(Extracted records)
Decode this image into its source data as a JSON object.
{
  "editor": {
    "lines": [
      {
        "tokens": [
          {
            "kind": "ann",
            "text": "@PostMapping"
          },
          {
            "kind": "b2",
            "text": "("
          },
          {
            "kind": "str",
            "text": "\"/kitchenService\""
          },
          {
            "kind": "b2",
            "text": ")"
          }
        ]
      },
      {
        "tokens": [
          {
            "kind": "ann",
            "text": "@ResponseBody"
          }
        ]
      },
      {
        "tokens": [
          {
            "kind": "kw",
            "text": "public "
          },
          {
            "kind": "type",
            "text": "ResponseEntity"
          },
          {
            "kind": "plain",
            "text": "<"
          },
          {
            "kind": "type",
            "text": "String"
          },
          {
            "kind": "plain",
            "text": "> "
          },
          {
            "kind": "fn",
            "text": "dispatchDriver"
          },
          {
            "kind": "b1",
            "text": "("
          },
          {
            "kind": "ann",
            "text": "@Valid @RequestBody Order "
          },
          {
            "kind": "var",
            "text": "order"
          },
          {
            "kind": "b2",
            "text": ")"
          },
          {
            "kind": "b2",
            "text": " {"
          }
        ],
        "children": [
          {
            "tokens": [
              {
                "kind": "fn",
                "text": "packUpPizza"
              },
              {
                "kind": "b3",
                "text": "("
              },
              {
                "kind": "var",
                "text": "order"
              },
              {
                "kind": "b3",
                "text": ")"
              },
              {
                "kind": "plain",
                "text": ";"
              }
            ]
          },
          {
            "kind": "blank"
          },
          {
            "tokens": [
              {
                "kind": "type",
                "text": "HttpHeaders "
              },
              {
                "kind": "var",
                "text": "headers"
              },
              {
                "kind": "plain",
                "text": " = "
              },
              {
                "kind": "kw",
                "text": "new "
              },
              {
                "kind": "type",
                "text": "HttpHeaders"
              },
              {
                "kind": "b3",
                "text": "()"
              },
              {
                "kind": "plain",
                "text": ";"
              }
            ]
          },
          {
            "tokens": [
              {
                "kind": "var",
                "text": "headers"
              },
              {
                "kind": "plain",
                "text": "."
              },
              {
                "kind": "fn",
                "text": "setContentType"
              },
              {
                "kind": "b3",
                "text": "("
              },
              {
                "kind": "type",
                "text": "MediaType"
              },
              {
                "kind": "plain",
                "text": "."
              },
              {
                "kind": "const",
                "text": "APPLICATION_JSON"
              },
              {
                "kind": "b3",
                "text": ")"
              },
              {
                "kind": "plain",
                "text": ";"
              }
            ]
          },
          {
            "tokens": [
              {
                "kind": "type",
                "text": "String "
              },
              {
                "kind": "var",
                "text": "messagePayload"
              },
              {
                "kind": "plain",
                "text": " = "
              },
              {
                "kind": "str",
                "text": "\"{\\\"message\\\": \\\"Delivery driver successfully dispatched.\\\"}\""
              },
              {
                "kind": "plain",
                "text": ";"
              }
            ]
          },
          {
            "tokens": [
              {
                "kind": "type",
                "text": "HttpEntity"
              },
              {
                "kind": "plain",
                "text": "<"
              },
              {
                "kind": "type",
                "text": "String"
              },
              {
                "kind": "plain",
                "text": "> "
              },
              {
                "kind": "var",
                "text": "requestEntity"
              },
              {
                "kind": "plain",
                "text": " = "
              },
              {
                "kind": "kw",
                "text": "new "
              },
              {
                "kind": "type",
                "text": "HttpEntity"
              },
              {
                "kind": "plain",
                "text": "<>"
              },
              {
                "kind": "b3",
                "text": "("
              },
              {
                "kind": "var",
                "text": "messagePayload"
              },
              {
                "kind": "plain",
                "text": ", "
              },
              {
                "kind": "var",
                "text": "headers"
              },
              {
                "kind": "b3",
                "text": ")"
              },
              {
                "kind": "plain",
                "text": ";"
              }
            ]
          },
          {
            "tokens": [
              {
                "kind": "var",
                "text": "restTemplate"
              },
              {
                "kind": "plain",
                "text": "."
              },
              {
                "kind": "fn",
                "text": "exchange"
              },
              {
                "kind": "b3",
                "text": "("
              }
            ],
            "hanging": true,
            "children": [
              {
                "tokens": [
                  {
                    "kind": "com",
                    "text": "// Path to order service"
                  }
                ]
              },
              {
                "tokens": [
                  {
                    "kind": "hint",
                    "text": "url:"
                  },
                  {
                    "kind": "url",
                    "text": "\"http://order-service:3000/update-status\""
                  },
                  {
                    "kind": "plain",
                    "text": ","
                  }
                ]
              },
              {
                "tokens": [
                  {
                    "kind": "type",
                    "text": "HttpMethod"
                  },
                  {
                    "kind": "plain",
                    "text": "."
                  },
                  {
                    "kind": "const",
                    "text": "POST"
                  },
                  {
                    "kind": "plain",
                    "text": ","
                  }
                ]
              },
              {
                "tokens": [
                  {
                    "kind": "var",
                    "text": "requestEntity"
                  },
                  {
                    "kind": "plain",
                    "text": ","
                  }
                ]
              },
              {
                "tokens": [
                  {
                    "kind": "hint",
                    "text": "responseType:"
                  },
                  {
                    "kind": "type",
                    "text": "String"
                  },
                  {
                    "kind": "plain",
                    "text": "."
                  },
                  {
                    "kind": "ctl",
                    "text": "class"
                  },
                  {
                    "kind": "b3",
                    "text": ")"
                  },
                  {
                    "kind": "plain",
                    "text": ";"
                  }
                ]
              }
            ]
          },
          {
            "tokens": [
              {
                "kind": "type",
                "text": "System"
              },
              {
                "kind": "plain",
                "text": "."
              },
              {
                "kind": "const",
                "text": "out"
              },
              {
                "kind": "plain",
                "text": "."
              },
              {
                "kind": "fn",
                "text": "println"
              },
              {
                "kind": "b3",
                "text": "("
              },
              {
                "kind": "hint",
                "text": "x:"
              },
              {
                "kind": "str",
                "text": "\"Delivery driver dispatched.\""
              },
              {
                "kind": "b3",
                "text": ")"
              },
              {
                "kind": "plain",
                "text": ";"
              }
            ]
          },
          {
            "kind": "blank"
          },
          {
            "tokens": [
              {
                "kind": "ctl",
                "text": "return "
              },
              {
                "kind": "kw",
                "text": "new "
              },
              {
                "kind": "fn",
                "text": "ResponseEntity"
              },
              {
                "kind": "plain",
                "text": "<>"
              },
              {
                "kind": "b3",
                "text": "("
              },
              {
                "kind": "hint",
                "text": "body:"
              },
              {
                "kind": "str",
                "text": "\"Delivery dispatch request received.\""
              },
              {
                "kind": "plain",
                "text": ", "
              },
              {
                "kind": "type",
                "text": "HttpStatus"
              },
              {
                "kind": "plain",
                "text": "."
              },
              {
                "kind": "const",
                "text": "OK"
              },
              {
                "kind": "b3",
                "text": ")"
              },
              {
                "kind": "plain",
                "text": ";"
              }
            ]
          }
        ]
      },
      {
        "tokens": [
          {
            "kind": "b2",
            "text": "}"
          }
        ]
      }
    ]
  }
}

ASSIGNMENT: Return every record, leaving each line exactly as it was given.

RESPONSE TO THE EXERCISE:
Decode this image into its source data as a JSON object.
{
  "editor": {
    "lines": [
      {
        "tokens": [
          {
            "kind": "ann",
            "text": "@PostMapping"
          },
          {
            "kind": "b2",
            "text": "("
          },
          {
            "kind": "str",
            "text": "\"/kitchenService\""
          },
          {
            "kind": "b2",
            "text": ")"
          }
        ]
      },
      {
        "tokens": [
          {
            "kind": "ann",
            "text": "@ResponseBody"
          }
        ]
      },
      {
        "tokens": [
          {
            "kind": "kw",
            "text": "public "
          },
          {
            "kind": "type",
            "text": "ResponseEntity"
          },
          {
            "kind": "plain",
            "text": "<"
          },
          {
            "kind": "type",
            "text": "String"
          },
          {
            "kind": "plain",
            "text": "> "
          },
          {
            "kind": "fn",
            "text": "dispatchDriver"
          },
          {
            "kind": "b1",
            "text": "("
          },
          {
            "kind": "ann",
            "text": "@Valid @RequestBody Order "
          },
          {
            "kind": "var",
            "text": "order"
          },
          {
            "kind": "b2",
            "text": ")"
          },
          {
            "kind": "b2",
            "text": " {"
          }
        ],
        "children": [
          {
            "tokens": [
              {
                "kind": "fn",
                "text": "packUpPizza"
              },
              {
                "kind": "b3",
                "text": "("
              },
              {
                "kind": "var",
                "text": "order"
              },
              {
                "kind": "b3",
                "text": ")"
              },
              {
                "kind": "plain",
                "text": ";"
              }
            ]
          },
          {
            "kind": "blank"
          },
          {
            "tokens": [
              {
                "kind": "type",
                "text": "HttpHeaders "
              },
              {
                "kind": "var",
                "text": "headers"
              },
              {
                "kind": "plain",
                "text": " = "
              },
              {
                "kind": "kw",
                "text": "new "
              },
              {
                "kind": "type",
                "text": "HttpHeaders"
              },
              {
                "kind": "b3",
                "text": "()"
              },
              {
                "kind": "plain",
                "text": ";"
              }
            ]
          },
          {
            "tokens": [
              {
                "kind": "var",
                "text": "headers"
              },
              {
                "kind": "plain",
                "text": "."
              },
              {
                "kind": "fn",
                "text": "setContentType"
              },
              {
                "kind": "b3",
                "text": "("
              },
              {
                "kind": "type",
                "text": "MediaType"
              },
              {
                "kind": "plain",
                "text": "."
              },
              {
                "kind": "const",
                "text": "APPLICATION_JSON"
              },
              {
                "kind": "b3",
                "text": ")"
              },
              {
                "kind": "plain",
                "text": ";"
              }
            ]
          },
          {
            "tokens": [
              {
                "kind": "type",
                "text": "String "
              },
              {
                "kind": "var",
                "text": "messagePayload"
              },
              {
                "kind": "plain",
                "text": " = "
              },
              {
                "kind": "str",
                "text": "\"{\\\"message\\\": \\\"Delivery driver successfully dispatched.\\\"}\""
              },
              {
                "kind": "plain",
                "text": ";"
              }
            ]
          },
          {
            "tokens": [
              {
                "kind": "type",
                "text": "HttpEntity"
              },
              {
                "kind": "plain",
                "text": "<"
              },
              {
                "kind": "type",
                "text": "String"
              },
              {
                "kind": "plain",
                "text": "> "
              },
              {
                "kind": "var",
                "text": "requestEntity"
              },
              {
                "kind": "plain",
                "text": " = "
              },
              {
                "kind": "kw",
                "text": "new "
              },
              {
                "kind": "type",
                "text": "HttpEntity"
              },
              {
                "kind": "plain",
                "text": "<>"
              },
              {
                "kind": "b3",
                "text": "("
              },
              {
                "kind": "var",
                "text": "messagePayload"
              },
              {
                "kind": "plain",
                "text": ", "
              },
              {
                "kind": "var",
                "text": "headers"
              },
              {
                "kind": "b3",
                "text": ")"
              },
              {
                "kind": "plain",
                "text": ";"
              }
            ]
          },
          {
            "tokens": [
              {
                "kind": "var",
                "text": "restTemplate"
              },
              {
                "kind": "plain",
                "text": "."
              },
              {
                "kind": "fn",
                "text": "exchange"
              },
              {
                "kind": "b3",
                "text": "("
              }
            ],
            "hanging": true,
            "children": [
              {
                "tokens": [
                  {
                    "kind": "com",
                    "text": "// Path to order service"
                  }
                ]
              },
              {
                "tokens": [
                  {
                    "kind": "hint",
                    "text": "url:"
                  },
                  {
                    "kind": "url",
                    "text": "\"http://order-service:3000/update-status\""
                  },
                  {
                    "kind": "plain",
                    "text": ","
                  }
                ]
              },
              {
                "tokens": [
                  {
                    "kind": "type",
                    "text": "HttpMethod"
                  },
                  {
                    "kind": "plain",
                    "text": "."
                  },
                  {
                    "kind": "const",
                    "text": "POST"
                  },
                  {
                    "kind": "plain",
                    "text": ","
                  }
                ]
              },
              {
                "tokens": [
                  {
                    "kind": "var",
                    "text": "requestEntity"
                  },
                  {
                    "kind": "plain",
                    "text": ","
                  }
                ]
              },
              {
                "tokens": [
                  {
                    "kind": "hint",
                    "text": "responseType:"
                  },
                  {
                    "kind": "type",
                    "text": "String"
                  },
                  {
                    "kind": "plain",
                    "text": "."
                  },
                  {
                    "kind": "ctl",
                    "text": "class"
                  },
                  {
                    "kind": "b3",
                    "text": ")"
                  },
                  {
                    "kind": "plain",
                    "text": ";"
                  }
                ]
              }
            ]
          },
          {
            "tokens": [
              {
                "kind": "type",
                "text": "System"
              },
              {
                "kind": "plain",
                "text": "."
              },
              {
                "kind": "const",
                "text": "out"
              },
              {
                "kind": "plain",
                "text": "."
              },
              {
                "kind": "fn",
                "text": "println"
              },
              {
                "kind": "b3",
                "text": "("
              },
              {
                "kind": "hint",
                "text": "x:"
              },
              {
                "kind": "str",
                "text": "\"Delivery driver dispatched.\""
              },
              {
                "kind": "b3",
                "text": ")"
              },
              {
                "kind": "plain",
                "text": ";"
              }
            ]
          },
          {
            "kind": "blank"
          },
          {
            "tokens": [
              {
                "kind": "ctl",
                "text": "return "
              },
              {
                "kind": "kw",
                "text": "new "
              },
              {
                "kind": "fn",
                "text": "ResponseEntity"
              },
              {
                "kind": "plain",
                "text": "<>"
              },
              {
                "kind": "b3",
                "text": "("
              },
              {
                "kind": "hint",
                "text": "body:"
              },
              {
                "kind": "str",
                "text": "\"Delivery dispatch request received.\""
              },
              {
                "kind": "plain",
                "text": ", "
              },
              {
                "kind": "type",
                "text": "HttpStatus"
              },
              {
                "kind": "plain",
                "text": "."
              },
              {
                "kind": "const",
                "text": "OK"
              },
              {
                "kind": "b3",
                "text": ")"
              },
              {
                "kind": "plain",
                "text": ";"
              }
            ]
          }
        ]
      },
      {
        "tokens": [
          {
            "kind": "b2",
            "text": "}"
          }
        ]
      }
    ]
  }
}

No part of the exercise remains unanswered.